The truth is, the debt will keep piling up unless Congress makes some politically impossible decisions to cut spending. But don’t count on that happening. In fact, they’re racing in the opposite direction now that they’ve normalized multitrillion-dollar deficits.
Below is a chart of the Congressional Budget Office’s deficit projections for the next decade. These estimates will almost certainly be too rosy, as they often are.
Even by the CBO’s optimistic projections, the US government will have a cumulative deficit of over $15 trillion for the next ten years.
So, who is going to finance these incomprehensible shortfalls? The only entity capable is the Fed’s printing presses.
Allow me to simplify it in three steps.
Step #1: Congress spends trillions more than the federal government takes in from taxes.
Step #2: The Treasury issues debt to cover the difference.
Step #3: The Federal Reserve creates currency out of thin air to buy the debt.
In short, this insidious process is nothing more than legalized counterfeiting. It’s taxation without consent via currency debasement and is the true source of inflation. Mainstream media and economists perform incredible mental gymnastics to conceal and justify this fraud.
That’s how government spending, deficits, and the federal debt affect inflation.
As long as the average person doesn’t notice the rising prices, the system works well. However, once the price increases become painful enough, it creates political pressure for the Fed to combat inflation by raising interest rates.
The Fed Has a Serious Problem This Time
The amount of federal debt is so extreme that even a return of interest rates to their historical average would mean paying an interest expense that would consume more than half of tax revenues. Interest expense would eclipse Social Security and defense spending and become the largest item in the federal budget.
Further, with price increases soaring to 40-year highs, a return to the historical average interest rate will not be enough to reign in inflation—not even close. A drastic rise in interest rates is needed—perhaps to 10% or higher. If that happened, it would mean that the US government is paying more for the interest expense than it takes in from taxes.
In short, the Federal Reserve is trapped.
Raising interest rates high enough to dent inflation would bankrupt the US government.
We can see this dynamic in the below chart of the federal debt and the federal funds rate, the Federal Reserve’s primary benchmark interest rate. The higher the federal debt, the harder and more painful it becomes to raise interest rates.

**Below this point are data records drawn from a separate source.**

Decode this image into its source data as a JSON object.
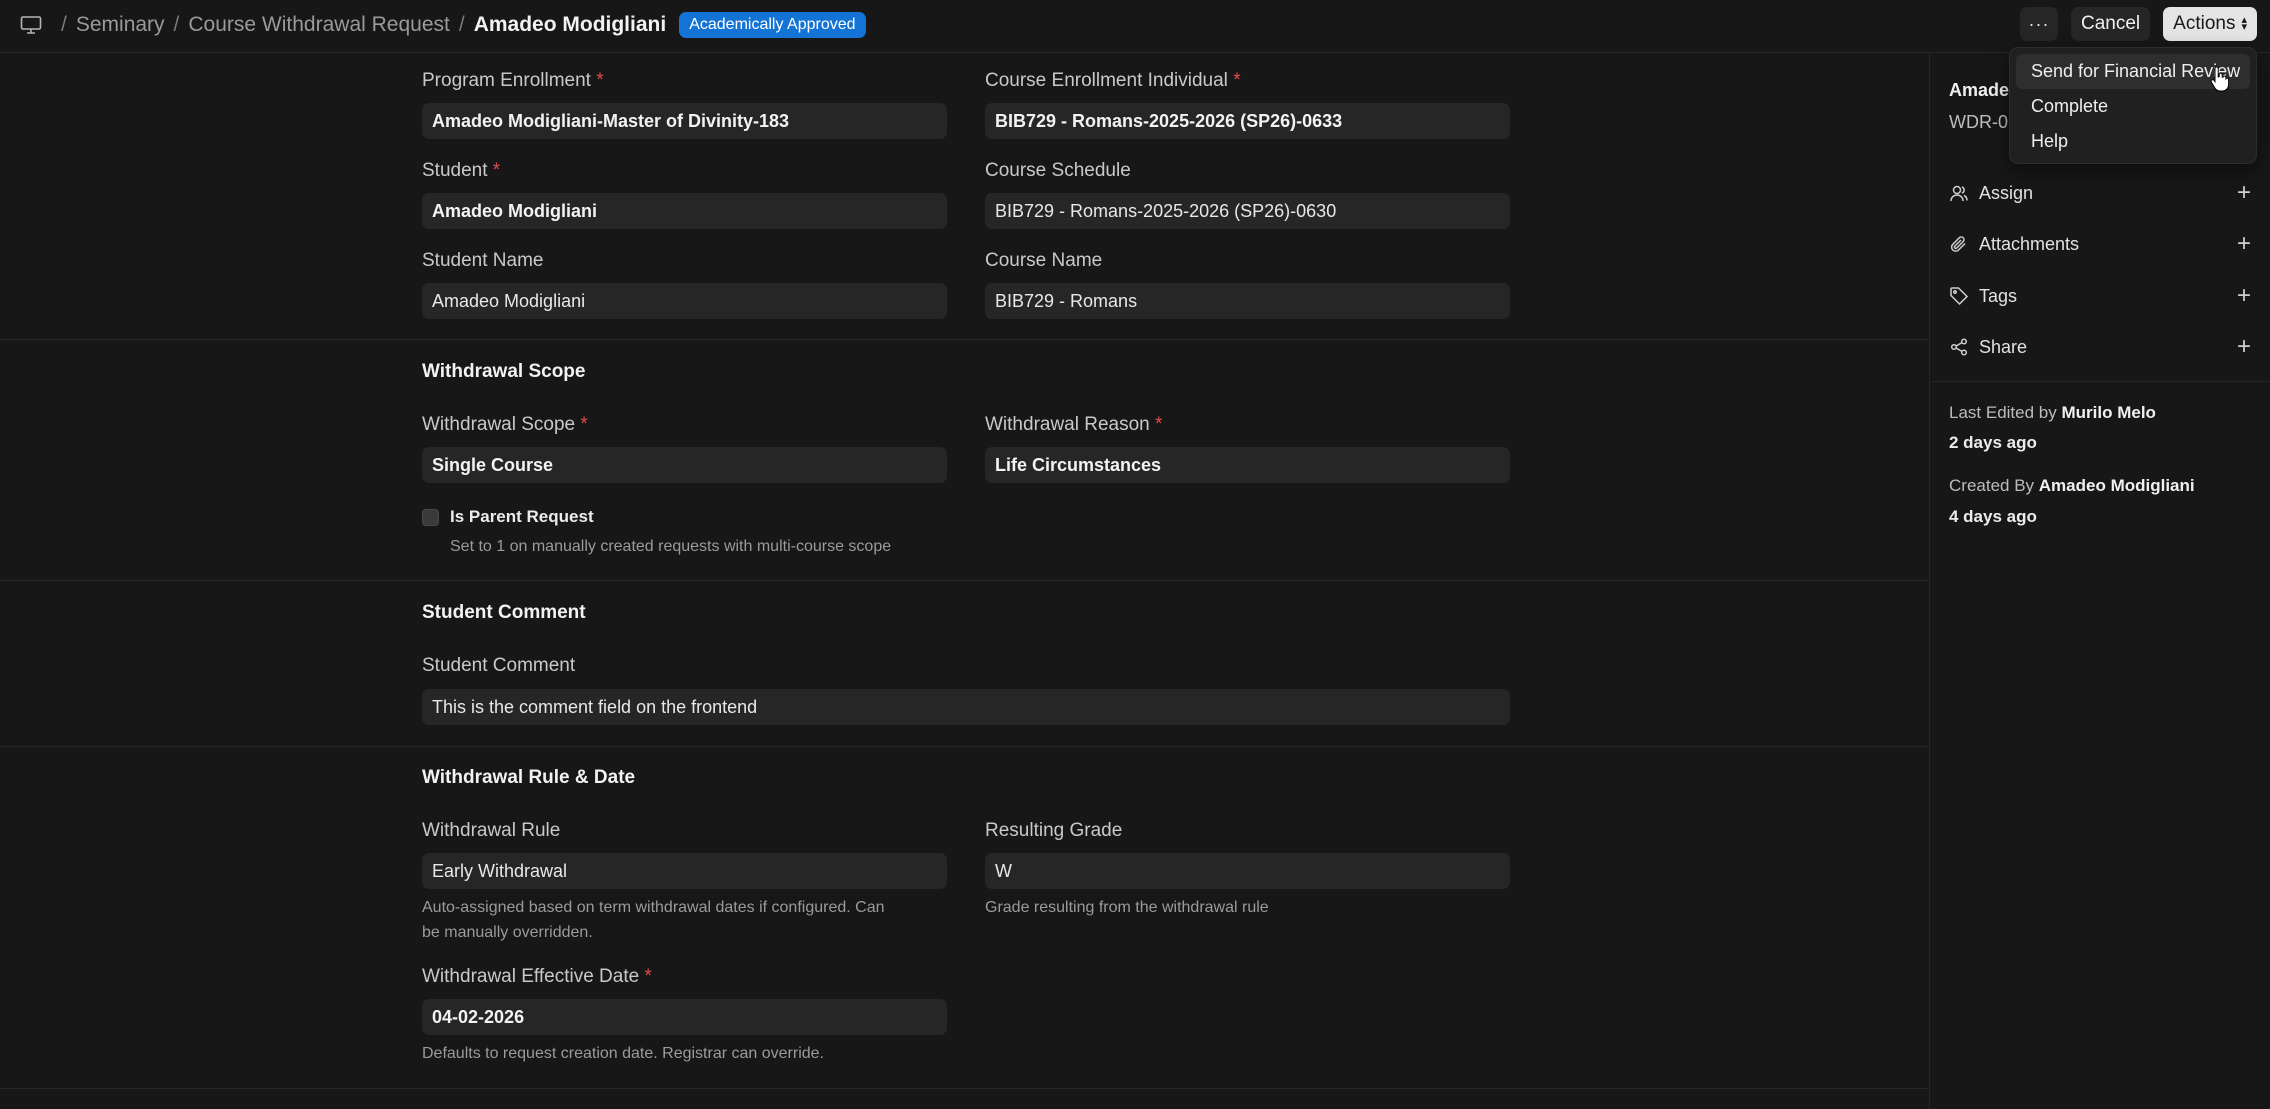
{
  "breadcrumb": {
    "items": [
      "Seminary",
      "Course Withdrawal Request"
    ],
    "current": "Amadeo Modigliani",
    "separator": "/"
  },
  "status_badge": "Academically Approved",
  "header_actions": {
    "more": "···",
    "cancel": "Cancel",
    "actions": "Actions"
  },
  "actions_menu": {
    "items": [
      "Send for Financial Review",
      "Complete",
      "Help"
    ]
  },
  "form": {
    "program_enrollment": {
      "label": "Program Enrollment",
      "required": "*",
      "value": "Amadeo Modigliani-Master of Divinity-183"
    },
    "course_enrollment_individual": {
      "label": "Course Enrollment Individual",
      "required": "*",
      "value": "BIB729 - Romans-2025-2026 (SP26)-0633"
    },
    "student": {
      "label": "Student",
      "required": "*",
      "value": "Amadeo Modigliani"
    },
    "course_schedule": {
      "label": "Course Schedule",
      "value": "BIB729 - Romans-2025-2026 (SP26)-0630"
    },
    "student_name": {
      "label": "Student Name",
      "value": "Amadeo Modigliani"
    },
    "course_name": {
      "label": "Course Name",
      "value": "BIB729 - Romans"
    },
    "scope_section": {
      "title": "Withdrawal Scope"
    },
    "withdrawal_scope": {
      "label": "Withdrawal Scope",
      "required": "*",
      "value": "Single Course"
    },
    "withdrawal_reason": {
      "label": "Withdrawal Reason",
      "required": "*",
      "value": "Life Circumstances"
    },
    "is_parent_request": {
      "label": "Is Parent Request",
      "help": "Set to 1 on manually created requests with multi-course scope",
      "checked": false
    },
    "comment_section": {
      "title": "Student Comment"
    },
    "student_comment": {
      "label": "Student Comment",
      "value": "This is the comment field on the frontend"
    },
    "rule_section": {
      "title": "Withdrawal Rule & Date"
    },
    "withdrawal_rule": {
      "label": "Withdrawal Rule",
      "value": "Early Withdrawal",
      "help_line1": "Auto-assigned based on term withdrawal dates if configured. Can",
      "help_line2": "be manually overridden."
    },
    "resulting_grade": {
      "label": "Resulting Grade",
      "value": "W",
      "help": "Grade resulting from the withdrawal rule"
    },
    "effective_date": {
      "label": "Withdrawal Effective Date",
      "required": "*",
      "value": "04-02-2026",
      "help": "Defaults to request creation date. Registrar can override."
    }
  },
  "sidebar": {
    "name": "Amade",
    "id": "WDR-0",
    "rows": [
      "Assign",
      "Attachments",
      "Tags",
      "Share"
    ],
    "last_edited_prefix": "Last Edited by",
    "last_edited_by": "Murilo Melo",
    "last_edited_ago": "2 days ago",
    "created_prefix": "Created By",
    "created_by": "Amadeo Modigliani",
    "created_ago": "4 days ago"
  },
  "colors": {
    "background": "#171717",
    "field_bg": "#262626",
    "badge": "#1474d6",
    "required": "#e5484d"
  },
  "icons": [
    "monitor-icon",
    "user-icon",
    "paperclip-icon",
    "tag-icon",
    "share-icon",
    "plus-icon",
    "cursor-hand-icon"
  ]
}
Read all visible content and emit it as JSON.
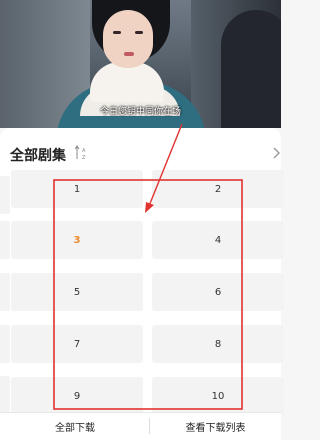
{
  "video": {
    "subtitle": "今日您钥中同你在场"
  },
  "episodes": {
    "title": "全部剧集",
    "sort_icon": "sort-az-icon",
    "more_icon": "chevron-right-icon",
    "items": [
      {
        "label": "1",
        "active": false
      },
      {
        "label": "2",
        "active": false
      },
      {
        "label": "3",
        "active": true
      },
      {
        "label": "4",
        "active": false
      },
      {
        "label": "5",
        "active": false
      },
      {
        "label": "6",
        "active": false
      },
      {
        "label": "7",
        "active": false
      },
      {
        "label": "8",
        "active": false
      },
      {
        "label": "9",
        "active": false
      },
      {
        "label": "10",
        "active": false
      }
    ]
  },
  "bottom": {
    "download_all": "全部下载",
    "view_list": "查看下载列表"
  },
  "colors": {
    "active_episode": "#ef8a2b",
    "annotation": "#e0332f"
  }
}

In short, the US government is fast approaching the financial endgame. It needs to raise interest rates to combat out-of-control inflation… but can’t because it would cause its bankruptcy.
In other words, it’s game over.
They have no choice but to “reset” the system—that’s what governments do when they are trapped.
Think of it like this.
Imagine a spoiled child playing a board game, and rather than admit he is losing, he flips the board. This is what governments will do now that they are financially checkmated. They can’t win, even in their own rigged game, and now are left with the choice of losing power or flipping the board. Since power does not relinquish itself voluntarily, we should presume they’ll choose to flip the board.
Here’s the bottom line.
The current monetary system is on its way out. Even the central bankers running the system can see that. So they are preparing for what comes next as they attempt to “reset” the system.
I suspect it could all go down soon… and it’s not going to be pretty.
It’s going to result in an enormous wealth transfer from you to the parasitical class—politicians, central bankers, and those connected to them.